Task details:
Reproduce the entries word for word, and omit any picture you find in them.

(App and web page records)
+++++

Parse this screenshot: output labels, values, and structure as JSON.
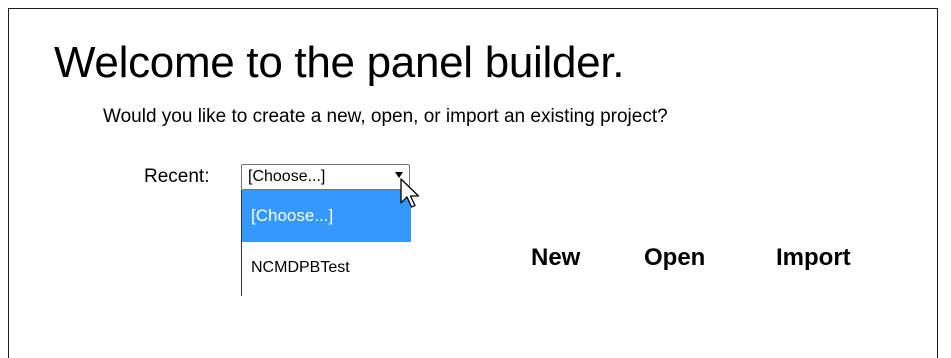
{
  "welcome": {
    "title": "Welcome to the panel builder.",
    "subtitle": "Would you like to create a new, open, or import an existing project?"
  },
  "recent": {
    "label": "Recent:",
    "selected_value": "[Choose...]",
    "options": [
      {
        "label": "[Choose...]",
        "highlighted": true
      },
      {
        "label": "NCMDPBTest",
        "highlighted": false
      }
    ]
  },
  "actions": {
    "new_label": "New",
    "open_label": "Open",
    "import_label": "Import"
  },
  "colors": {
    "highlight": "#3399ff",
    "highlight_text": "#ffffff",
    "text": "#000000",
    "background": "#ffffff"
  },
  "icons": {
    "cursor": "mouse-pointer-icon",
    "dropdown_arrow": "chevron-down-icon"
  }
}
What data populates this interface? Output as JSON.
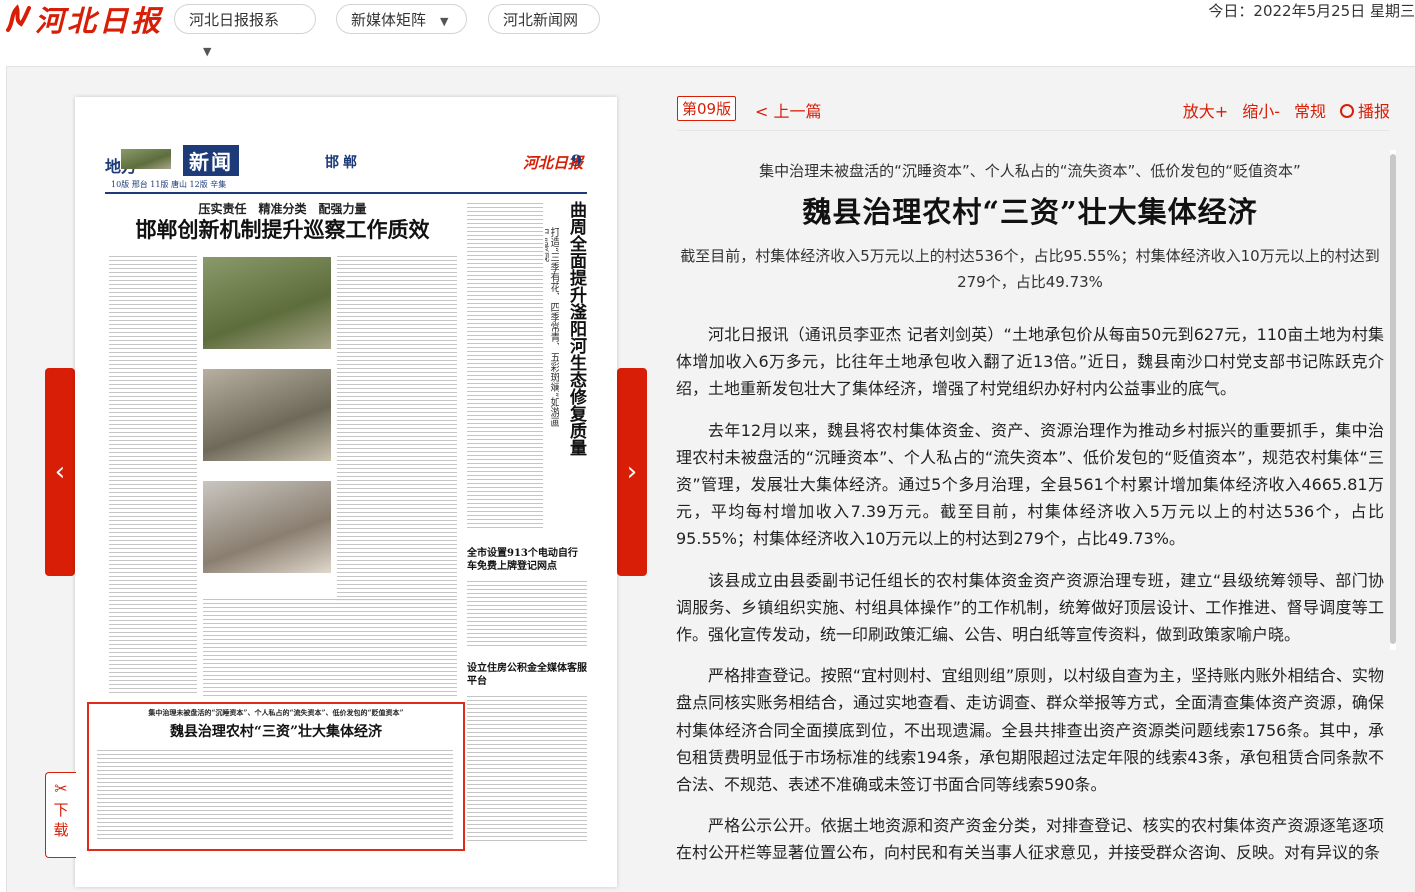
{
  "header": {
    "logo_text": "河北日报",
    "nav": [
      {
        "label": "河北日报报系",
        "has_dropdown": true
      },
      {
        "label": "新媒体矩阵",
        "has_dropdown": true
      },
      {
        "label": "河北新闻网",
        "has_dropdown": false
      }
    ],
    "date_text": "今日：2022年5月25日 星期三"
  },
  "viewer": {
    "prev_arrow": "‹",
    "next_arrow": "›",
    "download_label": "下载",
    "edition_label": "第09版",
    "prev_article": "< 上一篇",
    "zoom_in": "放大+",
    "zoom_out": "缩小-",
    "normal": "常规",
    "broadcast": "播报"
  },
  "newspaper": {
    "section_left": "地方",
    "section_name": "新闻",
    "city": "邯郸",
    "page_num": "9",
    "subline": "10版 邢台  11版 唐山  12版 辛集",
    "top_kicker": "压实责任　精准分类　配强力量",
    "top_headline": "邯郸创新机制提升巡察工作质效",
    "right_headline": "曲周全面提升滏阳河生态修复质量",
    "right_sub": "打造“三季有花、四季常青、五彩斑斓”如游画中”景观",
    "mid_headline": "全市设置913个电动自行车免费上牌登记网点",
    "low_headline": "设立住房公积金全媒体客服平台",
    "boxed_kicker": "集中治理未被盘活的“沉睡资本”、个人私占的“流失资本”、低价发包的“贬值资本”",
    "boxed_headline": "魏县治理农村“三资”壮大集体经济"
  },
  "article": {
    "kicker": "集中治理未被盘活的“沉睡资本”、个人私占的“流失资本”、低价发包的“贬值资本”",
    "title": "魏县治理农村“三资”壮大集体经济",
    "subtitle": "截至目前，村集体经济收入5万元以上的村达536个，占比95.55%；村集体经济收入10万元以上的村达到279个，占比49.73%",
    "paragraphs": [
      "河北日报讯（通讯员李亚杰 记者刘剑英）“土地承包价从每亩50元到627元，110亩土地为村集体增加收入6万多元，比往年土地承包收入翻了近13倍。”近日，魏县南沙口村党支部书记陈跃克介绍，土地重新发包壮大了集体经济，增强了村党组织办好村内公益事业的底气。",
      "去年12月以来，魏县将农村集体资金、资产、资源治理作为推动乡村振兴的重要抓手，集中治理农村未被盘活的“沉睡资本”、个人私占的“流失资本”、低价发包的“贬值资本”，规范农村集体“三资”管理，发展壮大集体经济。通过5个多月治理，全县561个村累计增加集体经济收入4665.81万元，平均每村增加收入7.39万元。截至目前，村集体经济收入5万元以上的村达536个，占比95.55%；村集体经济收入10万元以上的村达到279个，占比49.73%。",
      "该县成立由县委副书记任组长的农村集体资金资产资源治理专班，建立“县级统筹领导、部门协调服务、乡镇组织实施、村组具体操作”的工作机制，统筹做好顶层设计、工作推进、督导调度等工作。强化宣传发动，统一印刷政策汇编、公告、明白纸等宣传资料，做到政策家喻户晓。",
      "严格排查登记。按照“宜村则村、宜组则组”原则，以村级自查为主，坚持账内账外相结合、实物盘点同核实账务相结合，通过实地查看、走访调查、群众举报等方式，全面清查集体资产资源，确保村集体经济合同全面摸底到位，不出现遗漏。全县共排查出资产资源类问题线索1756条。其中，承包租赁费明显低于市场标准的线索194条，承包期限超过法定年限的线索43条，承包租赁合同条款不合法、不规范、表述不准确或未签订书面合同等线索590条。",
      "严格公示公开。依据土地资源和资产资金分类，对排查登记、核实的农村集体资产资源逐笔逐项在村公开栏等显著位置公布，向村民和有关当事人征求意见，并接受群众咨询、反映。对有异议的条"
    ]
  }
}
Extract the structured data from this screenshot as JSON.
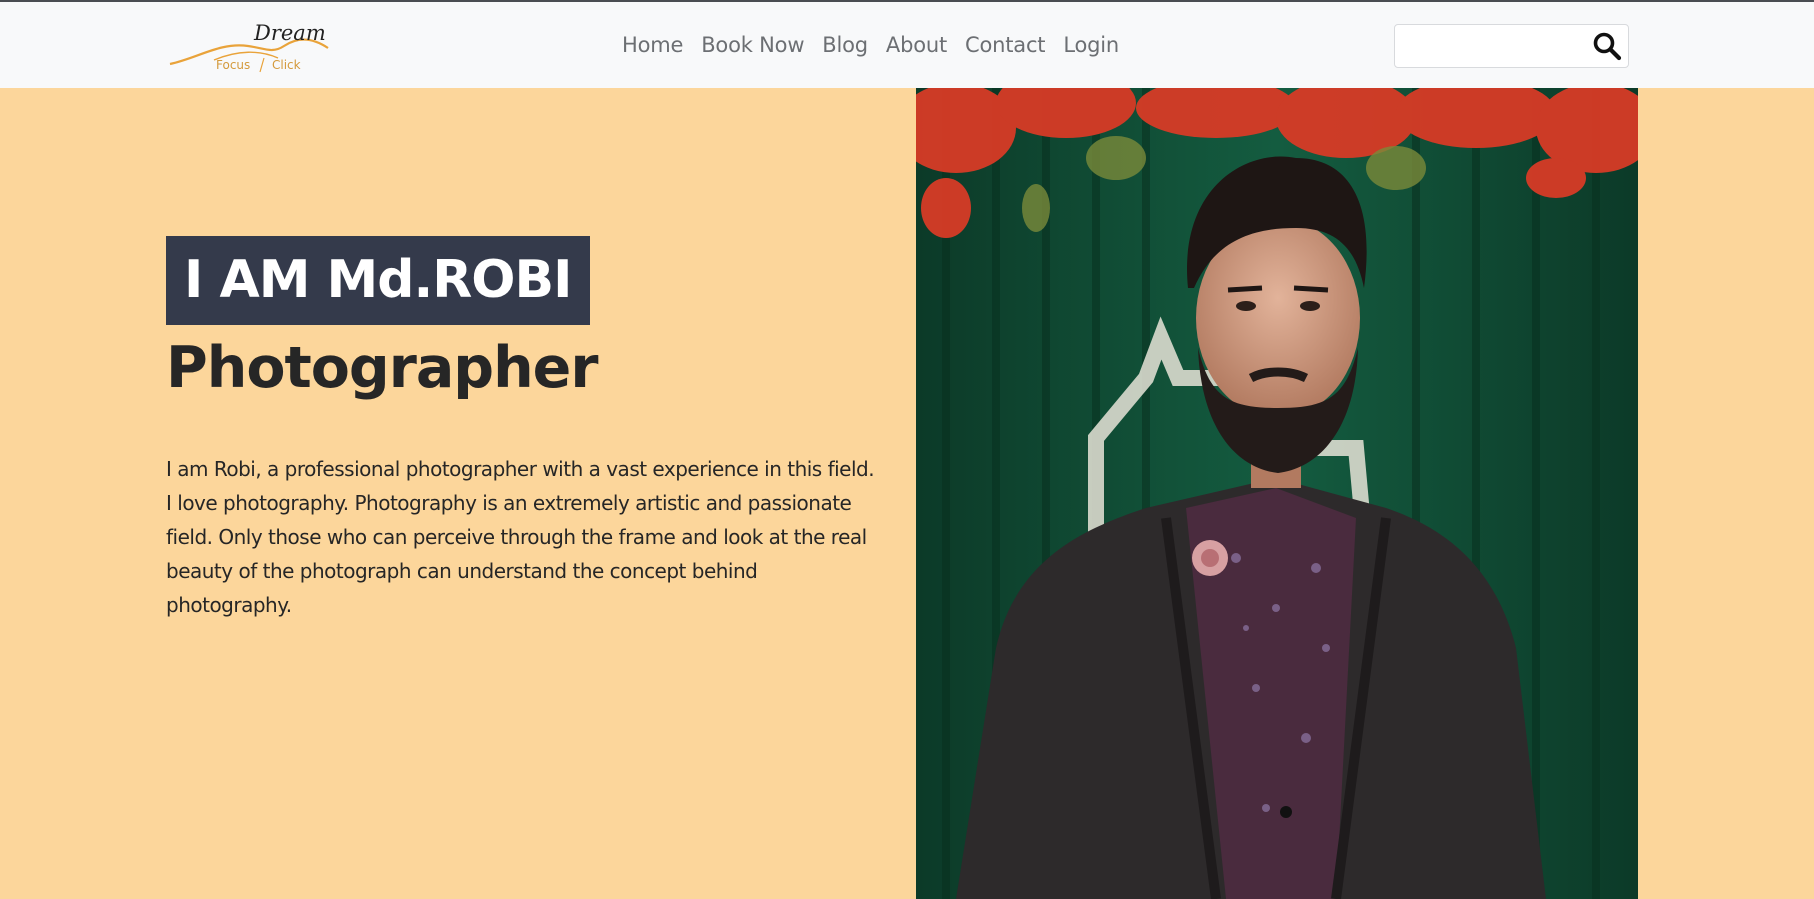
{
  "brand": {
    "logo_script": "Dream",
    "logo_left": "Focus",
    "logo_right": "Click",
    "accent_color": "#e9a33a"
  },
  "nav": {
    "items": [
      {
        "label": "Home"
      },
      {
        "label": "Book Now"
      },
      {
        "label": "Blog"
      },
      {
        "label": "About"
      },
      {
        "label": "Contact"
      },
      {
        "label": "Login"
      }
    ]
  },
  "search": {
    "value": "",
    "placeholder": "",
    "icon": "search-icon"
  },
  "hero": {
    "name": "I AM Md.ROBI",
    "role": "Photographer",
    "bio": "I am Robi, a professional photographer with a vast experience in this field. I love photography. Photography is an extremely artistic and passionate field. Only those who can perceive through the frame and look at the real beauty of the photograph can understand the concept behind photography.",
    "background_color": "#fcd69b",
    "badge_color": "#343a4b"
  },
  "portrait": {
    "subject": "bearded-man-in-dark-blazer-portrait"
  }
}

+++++

Exercise solution:
Parse this screenshot: output labels, values, and structure as JSON.
{
  "welcome": {
    "title": "Welcome to the panel builder.",
    "subtitle": "Would you like to create a new, open, or import an existing project?"
  },
  "recent": {
    "label": "Recent:",
    "selected_value": "[Choose...]",
    "options": [
      {
        "label": "[Choose...]",
        "highlighted": true
      },
      {
        "label": "NCMDPBTest",
        "highlighted": false
      }
    ]
  },
  "actions": {
    "new_label": "New",
    "open_label": "Open",
    "import_label": "Import"
  },
  "colors": {
    "highlight": "#3399ff",
    "highlight_text": "#ffffff",
    "text": "#000000",
    "background": "#ffffff"
  },
  "icons": {
    "cursor": "mouse-pointer-icon",
    "dropdown_arrow": "chevron-down-icon"
  }
}
What data populates this interface? Output as JSON.
{
  "header": {
    "logo_text": "河北日报",
    "nav": [
      {
        "label": "河北日报报系",
        "has_dropdown": true
      },
      {
        "label": "新媒体矩阵",
        "has_dropdown": true
      },
      {
        "label": "河北新闻网",
        "has_dropdown": false
      }
    ],
    "date_text": "今日：2022年5月25日 星期三"
  },
  "viewer": {
    "prev_arrow": "‹",
    "next_arrow": "›",
    "download_label": "下载",
    "edition_label": "第09版",
    "prev_article": "< 上一篇",
    "zoom_in": "放大+",
    "zoom_out": "缩小-",
    "normal": "常规",
    "broadcast": "播报"
  },
  "newspaper": {
    "section_left": "地方",
    "section_name": "新闻",
    "city": "邯郸",
    "page_num": "9",
    "subline": "10版 邢台  11版 唐山  12版 辛集",
    "top_kicker": "压实责任　精准分类　配强力量",
    "top_headline": "邯郸创新机制提升巡察工作质效",
    "right_headline": "曲周全面提升滏阳河生态修复质量",
    "right_sub": "打造“三季有花、四季常青、五彩斑斓”如游画中”景观",
    "mid_headline": "全市设置913个电动自行车免费上牌登记网点",
    "low_headline": "设立住房公积金全媒体客服平台",
    "boxed_kicker": "集中治理未被盘活的“沉睡资本”、个人私占的“流失资本”、低价发包的“贬值资本”",
    "boxed_headline": "魏县治理农村“三资”壮大集体经济"
  },
  "article": {
    "kicker": "集中治理未被盘活的“沉睡资本”、个人私占的“流失资本”、低价发包的“贬值资本”",
    "title": "魏县治理农村“三资”壮大集体经济",
    "subtitle": "截至目前，村集体经济收入5万元以上的村达536个，占比95.55%；村集体经济收入10万元以上的村达到279个，占比49.73%",
    "paragraphs": [
      "河北日报讯（通讯员李亚杰 记者刘剑英）“土地承包价从每亩50元到627元，110亩土地为村集体增加收入6万多元，比往年土地承包收入翻了近13倍。”近日，魏县南沙口村党支部书记陈跃克介绍，土地重新发包壮大了集体经济，增强了村党组织办好村内公益事业的底气。",
      "去年12月以来，魏县将农村集体资金、资产、资源治理作为推动乡村振兴的重要抓手，集中治理农村未被盘活的“沉睡资本”、个人私占的“流失资本”、低价发包的“贬值资本”，规范农村集体“三资”管理，发展壮大集体经济。通过5个多月治理，全县561个村累计增加集体经济收入4665.81万元，平均每村增加收入7.39万元。截至目前，村集体经济收入5万元以上的村达536个，占比95.55%；村集体经济收入10万元以上的村达到279个，占比49.73%。",
      "该县成立由县委副书记任组长的农村集体资金资产资源治理专班，建立“县级统筹领导、部门协调服务、乡镇组织实施、村组具体操作”的工作机制，统筹做好顶层设计、工作推进、督导调度等工作。强化宣传发动，统一印刷政策汇编、公告、明白纸等宣传资料，做到政策家喻户晓。",
      "严格排查登记。按照“宜村则村、宜组则组”原则，以村级自查为主，坚持账内账外相结合、实物盘点同核实账务相结合，通过实地查看、走访调查、群众举报等方式，全面清查集体资产资源，确保村集体经济合同全面摸底到位，不出现遗漏。全县共排查出资产资源类问题线索1756条。其中，承包租赁费明显低于市场标准的线索194条，承包期限超过法定年限的线索43条，承包租赁合同条款不合法、不规范、表述不准确或未签订书面合同等线索590条。",
      "严格公示公开。依据土地资源和资产资金分类，对排查登记、核实的农村集体资产资源逐笔逐项在村公开栏等显著位置公布，向村民和有关当事人征求意见，并接受群众咨询、反映。对有异议的条"
    ]
  }
}
Extract the structured data from this screenshot as JSON.
{
  "brand": {
    "logo_script": "Dream",
    "logo_left": "Focus",
    "logo_right": "Click",
    "accent_color": "#e9a33a"
  },
  "nav": {
    "items": [
      {
        "label": "Home"
      },
      {
        "label": "Book Now"
      },
      {
        "label": "Blog"
      },
      {
        "label": "About"
      },
      {
        "label": "Contact"
      },
      {
        "label": "Login"
      }
    ]
  },
  "search": {
    "value": "",
    "placeholder": "",
    "icon": "search-icon"
  },
  "hero": {
    "name": "I AM Md.ROBI",
    "role": "Photographer",
    "bio": "I am Robi, a professional photographer with a vast experience in this field. I love photography. Photography is an extremely artistic and passionate field. Only those who can perceive through the frame and look at the real beauty of the photograph can understand the concept behind photography.",
    "background_color": "#fcd69b",
    "badge_color": "#343a4b"
  },
  "portrait": {
    "subject": "bearded-man-in-dark-blazer-portrait"
  }
}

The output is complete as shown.